- Work instructions
Going through the data, count each line that has the word "список". Reply with the total and nothing more.

Stored items from a collection
[Start of section]
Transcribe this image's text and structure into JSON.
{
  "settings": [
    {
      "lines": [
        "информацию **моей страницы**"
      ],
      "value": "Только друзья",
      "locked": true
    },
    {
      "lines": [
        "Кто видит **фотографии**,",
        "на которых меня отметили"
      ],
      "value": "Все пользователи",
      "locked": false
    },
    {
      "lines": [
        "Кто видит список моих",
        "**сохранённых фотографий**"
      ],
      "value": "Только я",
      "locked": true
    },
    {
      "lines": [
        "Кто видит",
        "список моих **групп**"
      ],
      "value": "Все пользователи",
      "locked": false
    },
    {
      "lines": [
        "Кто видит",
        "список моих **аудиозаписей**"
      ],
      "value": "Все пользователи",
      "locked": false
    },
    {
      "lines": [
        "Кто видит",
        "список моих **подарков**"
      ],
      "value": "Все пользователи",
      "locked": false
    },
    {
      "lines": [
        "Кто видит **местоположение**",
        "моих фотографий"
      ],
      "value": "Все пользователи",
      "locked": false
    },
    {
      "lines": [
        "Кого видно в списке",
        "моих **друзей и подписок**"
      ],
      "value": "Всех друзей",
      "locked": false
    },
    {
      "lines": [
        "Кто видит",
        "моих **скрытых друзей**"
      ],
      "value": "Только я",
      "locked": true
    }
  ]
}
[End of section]
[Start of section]
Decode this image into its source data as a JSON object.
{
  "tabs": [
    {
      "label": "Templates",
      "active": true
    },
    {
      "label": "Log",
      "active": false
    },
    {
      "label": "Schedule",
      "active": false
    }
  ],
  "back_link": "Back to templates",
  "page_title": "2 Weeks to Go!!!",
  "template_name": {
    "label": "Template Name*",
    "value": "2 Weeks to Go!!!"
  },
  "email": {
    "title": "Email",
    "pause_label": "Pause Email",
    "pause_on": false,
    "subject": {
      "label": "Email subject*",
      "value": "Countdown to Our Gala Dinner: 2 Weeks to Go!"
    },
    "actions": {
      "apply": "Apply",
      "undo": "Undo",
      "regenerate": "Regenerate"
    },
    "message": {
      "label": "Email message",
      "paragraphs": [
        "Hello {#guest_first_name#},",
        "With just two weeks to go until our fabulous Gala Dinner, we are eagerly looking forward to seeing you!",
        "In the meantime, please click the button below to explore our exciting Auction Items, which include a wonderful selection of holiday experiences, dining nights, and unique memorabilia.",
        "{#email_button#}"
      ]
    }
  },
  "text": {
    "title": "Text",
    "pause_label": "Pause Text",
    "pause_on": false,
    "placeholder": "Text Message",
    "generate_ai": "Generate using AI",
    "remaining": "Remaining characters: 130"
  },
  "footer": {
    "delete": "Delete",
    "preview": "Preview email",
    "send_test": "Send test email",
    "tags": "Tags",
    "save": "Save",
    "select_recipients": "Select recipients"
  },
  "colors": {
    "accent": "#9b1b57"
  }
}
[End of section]
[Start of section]
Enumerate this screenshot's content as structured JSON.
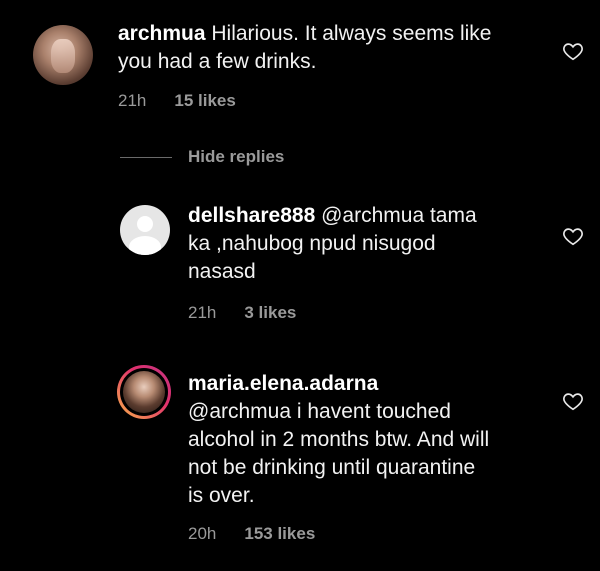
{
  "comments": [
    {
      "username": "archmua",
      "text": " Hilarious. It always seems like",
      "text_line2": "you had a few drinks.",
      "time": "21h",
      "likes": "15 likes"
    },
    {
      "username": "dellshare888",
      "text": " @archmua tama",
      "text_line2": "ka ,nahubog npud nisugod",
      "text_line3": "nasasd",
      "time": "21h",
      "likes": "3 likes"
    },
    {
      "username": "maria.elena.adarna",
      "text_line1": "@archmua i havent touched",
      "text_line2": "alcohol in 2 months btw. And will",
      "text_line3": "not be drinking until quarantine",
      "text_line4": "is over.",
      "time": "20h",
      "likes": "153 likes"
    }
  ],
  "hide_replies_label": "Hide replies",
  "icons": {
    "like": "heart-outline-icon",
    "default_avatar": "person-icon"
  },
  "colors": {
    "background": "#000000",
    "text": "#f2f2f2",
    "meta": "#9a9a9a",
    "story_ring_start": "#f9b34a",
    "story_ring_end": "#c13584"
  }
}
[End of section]
- Answer to this problem
4